I have only managed to see the “Ring Cycle” over several evenings as part of the Edinburgh Theatre Festival, a vampiric marathon of opera totalling 15 hours that leaves you absolutely drained but with the feeling you have been witness to something divine and otherworldly.

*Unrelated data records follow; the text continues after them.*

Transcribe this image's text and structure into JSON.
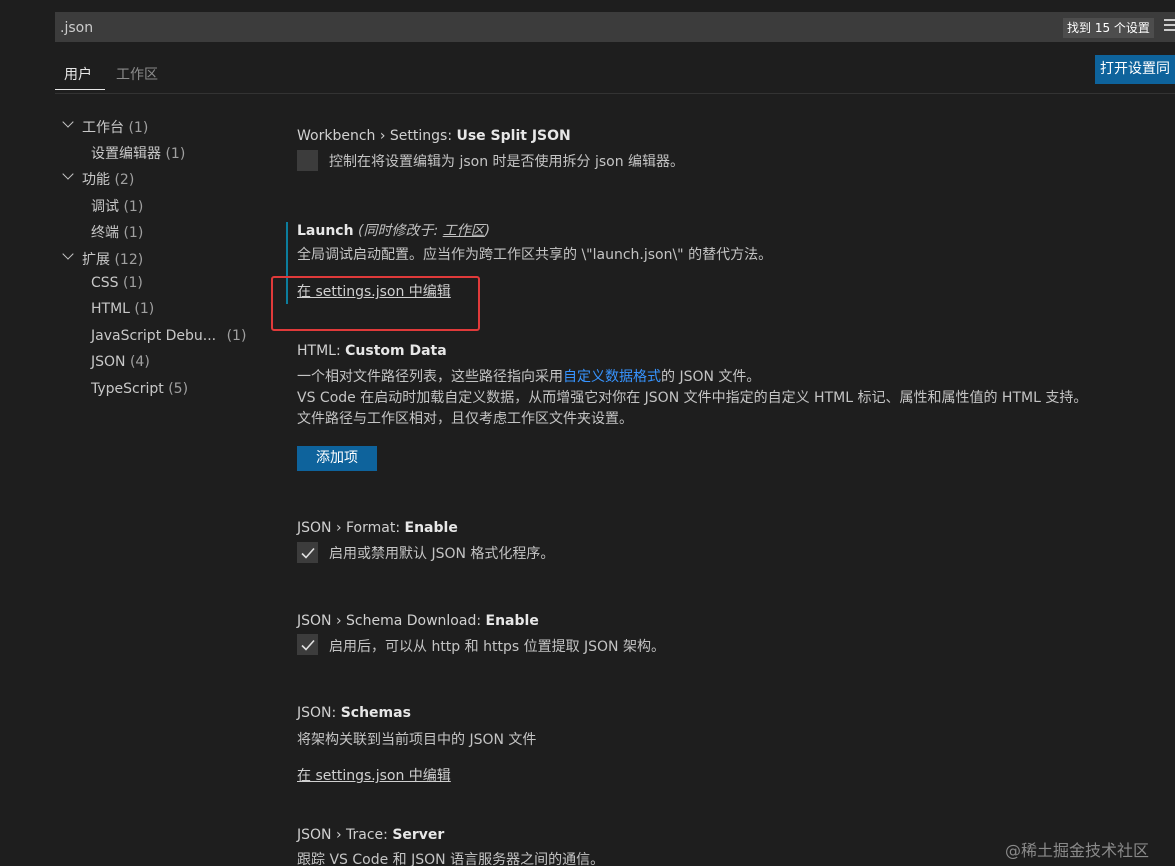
{
  "search": {
    "value": ".json",
    "result_count": "找到 15 个设置"
  },
  "tabs": [
    {
      "label": "用户",
      "active": true
    },
    {
      "label": "工作区",
      "active": false
    }
  ],
  "open_json_button": "打开设置同",
  "toc": [
    {
      "label": "工作台",
      "count": "(1)",
      "expanded": true,
      "level": 0
    },
    {
      "label": "设置编辑器",
      "count": "(1)",
      "level": 1
    },
    {
      "label": "功能",
      "count": "(2)",
      "expanded": true,
      "level": 0
    },
    {
      "label": "调试",
      "count": "(1)",
      "level": 1
    },
    {
      "label": "终端",
      "count": "(1)",
      "level": 1
    },
    {
      "label": "扩展",
      "count": "(12)",
      "expanded": true,
      "level": 0
    },
    {
      "label": "CSS",
      "count": "(1)",
      "level": 1
    },
    {
      "label": "HTML",
      "count": "(1)",
      "level": 1
    },
    {
      "label": "JavaScript Debu...",
      "count": "(1)",
      "level": 1
    },
    {
      "label": "JSON",
      "count": "(4)",
      "level": 1
    },
    {
      "label": "TypeScript",
      "count": "(5)",
      "level": 1
    }
  ],
  "settings": {
    "split_json": {
      "category": "Workbench › Settings: ",
      "name": "Use Split JSON",
      "description": "控制在将设置编辑为 json 时是否使用拆分 json 编辑器。",
      "checked": false
    },
    "launch": {
      "name": "Launch",
      "modified_prefix": " (同时修改于: ",
      "modified_link": "工作区",
      "modified_suffix": ")",
      "description": "全局调试启动配置。应当作为跨工作区共享的 \\\"launch.json\\\" 的替代方法。",
      "edit_link": "在 settings.json 中编辑"
    },
    "html_custom_data": {
      "category": "HTML: ",
      "name": "Custom Data",
      "desc1_pre": "一个相对文件路径列表，这些路径指向采用",
      "desc1_link": "自定义数据格式",
      "desc1_post": "的 JSON 文件。",
      "desc2": "VS Code 在启动时加载自定义数据，从而增强它对你在 JSON 文件中指定的自定义 HTML 标记、属性和属性值的 HTML 支持。",
      "desc3": "文件路径与工作区相对，且仅考虑工作区文件夹设置。",
      "add_button": "添加项"
    },
    "json_format": {
      "category": "JSON › Format: ",
      "name": "Enable",
      "description": "启用或禁用默认 JSON 格式化程序。",
      "checked": true
    },
    "json_schema_download": {
      "category": "JSON › Schema Download: ",
      "name": "Enable",
      "description": "启用后，可以从 http 和 https 位置提取 JSON 架构。",
      "checked": true
    },
    "json_schemas": {
      "category": "JSON: ",
      "name": "Schemas",
      "description": "将架构关联到当前项目中的 JSON 文件",
      "edit_link": "在 settings.json 中编辑"
    },
    "json_trace": {
      "category": "JSON › Trace: ",
      "name": "Server",
      "description": "跟踪 VS Code 和 JSON 语言服务器之间的通信。"
    }
  },
  "watermark": "@稀土掘金技术社区"
}
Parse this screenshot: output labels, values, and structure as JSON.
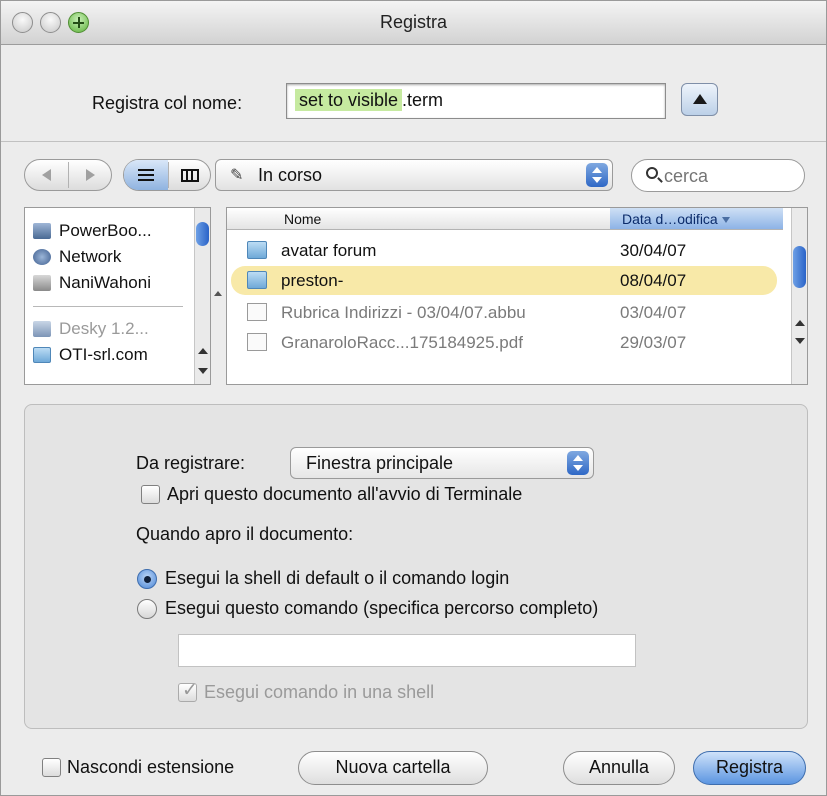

However, each quarter of Wagner’s masterpiece is a complete work of brilliance in its own right, and during this season’s production of “Die Walküre” highly acclaimed animated film director Géza M. Tóth continues where “Das Rheingold” finished, and hopefully we will see the remaining two operas of the “Ring Cycle” staged before too long.
One of the main problems faced by newcomers to the opera world is that Wagner is not so immediately accessible; unlike the operas of Puccini or Verdi who guide you seamlessly through the story, Wagner throws you into the hidden forest with no map. Essentially, he makes the audience work to decipher his hidden meanings and symbols, or leitmotifs that flow through his musical score.
The long running times of his operas can also be a great barrier to overcome, but fighting to understand everything in theatre is often counter-productive. As “Die Walküre” is entrenched deep in mythology there will always be inexplicable passages within the opera.
The main goal is to take away something ethereal, beautiful and deeply personal from the production. Yet to try to possess it is like possessing a spirit; chasing the shadow that forever slips through your hands.
Basically, for beginners, Wagner’s “Ring Cycle”, or “Der Ring des Nibelungen”, is set within a medieval legend and centres upon a mythical ring of power, and the struggle of people to possess it. It explores themes of love and earthly power, longing and loss, and took Wagner 25 years to finish.
Conducted by Péter Halász, “Die Walküre” presents a great challenge for directors, musicians and singers but the score is sensational with the notes rousing and dramatic, hitting highs and then falling into lows as the music ebbs and flows like water. Surrender to this extraordinary power, put down the programme and synopsis, and let the music guide you through this land of mythology and stunning beauty.

“Die Walküre”

Hungarian State Opera
Andrássy út 22, Opera House, District VI

Thursday March 3 until Sunday March 20
Tickets and information: www.jegymester.hu/eng

Loading Conversation

The news that made headlines

The Brief History of the Week

Geschrieben von BT

Presenting in one concise package the week’s most important and fascinating national stories,…

ComiX Coffee in District V

Inmates running the asylum?

Geschrieben von Attila Leitner

Briton Ben Innes became the very definition of cool on Tuesday. In case you missed this, the…

Protests, no apologies as government-teachers dispute widens

Fight of the roundtables

Geschrieben von BT

The civil public education platform representing the teachers’ movement, which calls itself an…